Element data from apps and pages
== Segment start ==

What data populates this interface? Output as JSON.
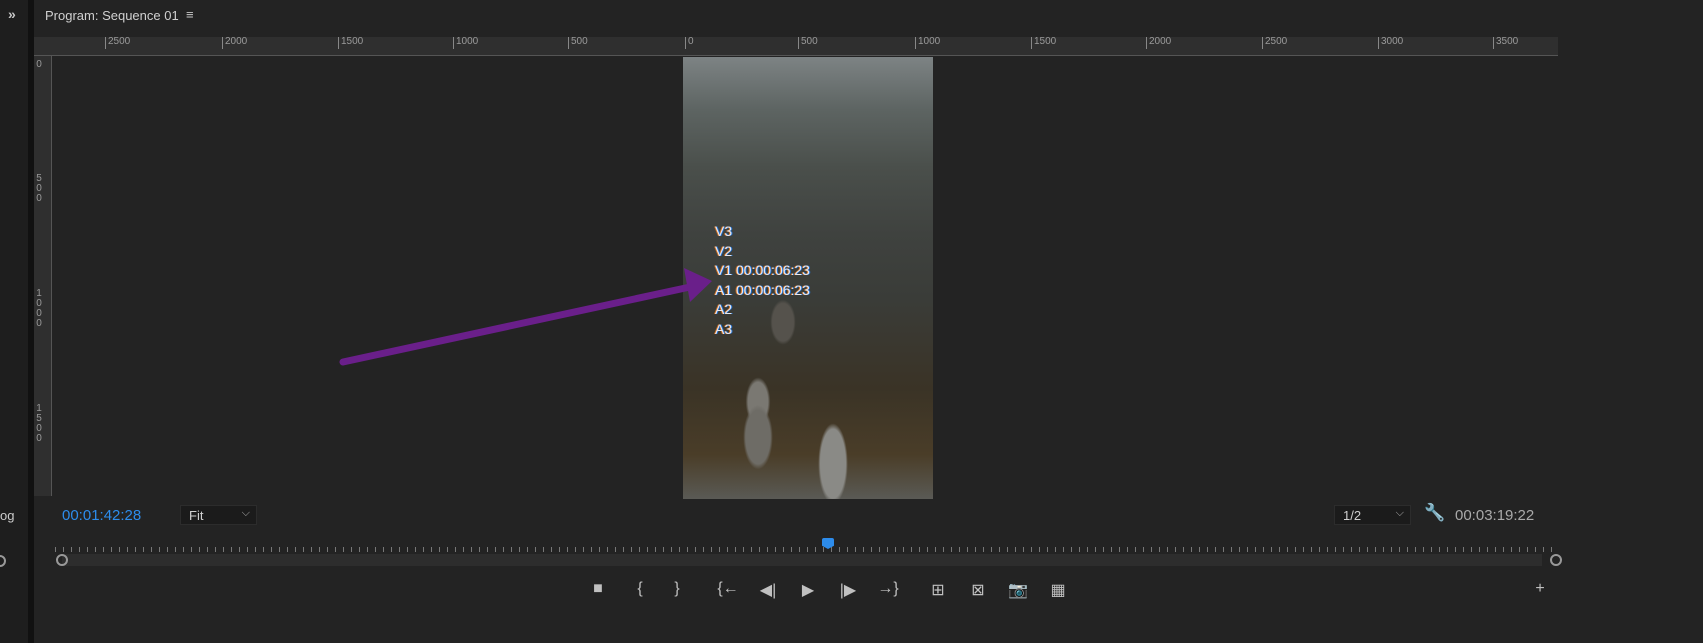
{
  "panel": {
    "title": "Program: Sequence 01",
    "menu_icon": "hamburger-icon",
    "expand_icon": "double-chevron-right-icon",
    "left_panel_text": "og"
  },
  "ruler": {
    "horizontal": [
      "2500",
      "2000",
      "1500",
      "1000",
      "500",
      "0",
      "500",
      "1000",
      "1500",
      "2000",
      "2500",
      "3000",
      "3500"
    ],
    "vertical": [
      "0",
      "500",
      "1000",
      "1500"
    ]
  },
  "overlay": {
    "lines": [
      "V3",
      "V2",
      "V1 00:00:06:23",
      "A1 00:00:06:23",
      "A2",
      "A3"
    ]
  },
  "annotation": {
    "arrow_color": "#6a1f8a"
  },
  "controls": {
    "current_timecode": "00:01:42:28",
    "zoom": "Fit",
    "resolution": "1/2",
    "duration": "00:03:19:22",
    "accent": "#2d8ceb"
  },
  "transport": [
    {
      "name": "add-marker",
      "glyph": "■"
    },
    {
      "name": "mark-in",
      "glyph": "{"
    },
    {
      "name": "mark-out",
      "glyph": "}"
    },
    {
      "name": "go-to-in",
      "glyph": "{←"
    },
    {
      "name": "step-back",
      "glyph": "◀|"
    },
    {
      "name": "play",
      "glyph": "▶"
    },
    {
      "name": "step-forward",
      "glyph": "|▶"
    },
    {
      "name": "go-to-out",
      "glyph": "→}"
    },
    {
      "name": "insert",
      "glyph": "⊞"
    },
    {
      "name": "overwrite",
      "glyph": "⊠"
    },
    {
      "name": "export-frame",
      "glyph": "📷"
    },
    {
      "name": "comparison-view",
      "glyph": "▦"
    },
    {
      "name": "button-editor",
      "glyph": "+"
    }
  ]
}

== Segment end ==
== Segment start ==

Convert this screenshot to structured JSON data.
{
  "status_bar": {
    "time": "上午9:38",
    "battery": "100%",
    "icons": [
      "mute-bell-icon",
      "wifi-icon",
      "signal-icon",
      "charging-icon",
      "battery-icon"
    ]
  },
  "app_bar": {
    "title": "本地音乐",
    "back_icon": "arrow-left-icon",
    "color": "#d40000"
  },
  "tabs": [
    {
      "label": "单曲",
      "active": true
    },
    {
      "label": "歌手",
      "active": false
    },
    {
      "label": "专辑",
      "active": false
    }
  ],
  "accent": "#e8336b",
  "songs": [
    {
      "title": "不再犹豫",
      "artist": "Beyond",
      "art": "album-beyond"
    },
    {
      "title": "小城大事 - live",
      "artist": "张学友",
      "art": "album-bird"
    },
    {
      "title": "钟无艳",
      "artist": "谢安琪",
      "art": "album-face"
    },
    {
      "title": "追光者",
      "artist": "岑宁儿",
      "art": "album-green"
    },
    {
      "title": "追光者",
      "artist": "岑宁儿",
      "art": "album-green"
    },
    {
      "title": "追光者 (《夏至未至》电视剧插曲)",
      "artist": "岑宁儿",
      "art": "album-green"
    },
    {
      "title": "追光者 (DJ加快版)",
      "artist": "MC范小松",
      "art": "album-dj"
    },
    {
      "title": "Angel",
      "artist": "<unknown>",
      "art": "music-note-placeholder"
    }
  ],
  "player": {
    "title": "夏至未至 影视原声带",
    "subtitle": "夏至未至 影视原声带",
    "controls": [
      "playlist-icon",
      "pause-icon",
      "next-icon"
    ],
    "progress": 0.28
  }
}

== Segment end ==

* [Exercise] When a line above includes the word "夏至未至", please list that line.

* [Answer below]
      "title": "追光者 (《夏至未至》电视剧插曲)",
    "title": "夏至未至 影视原声带",
    "subtitle": "夏至未至 影视原声带",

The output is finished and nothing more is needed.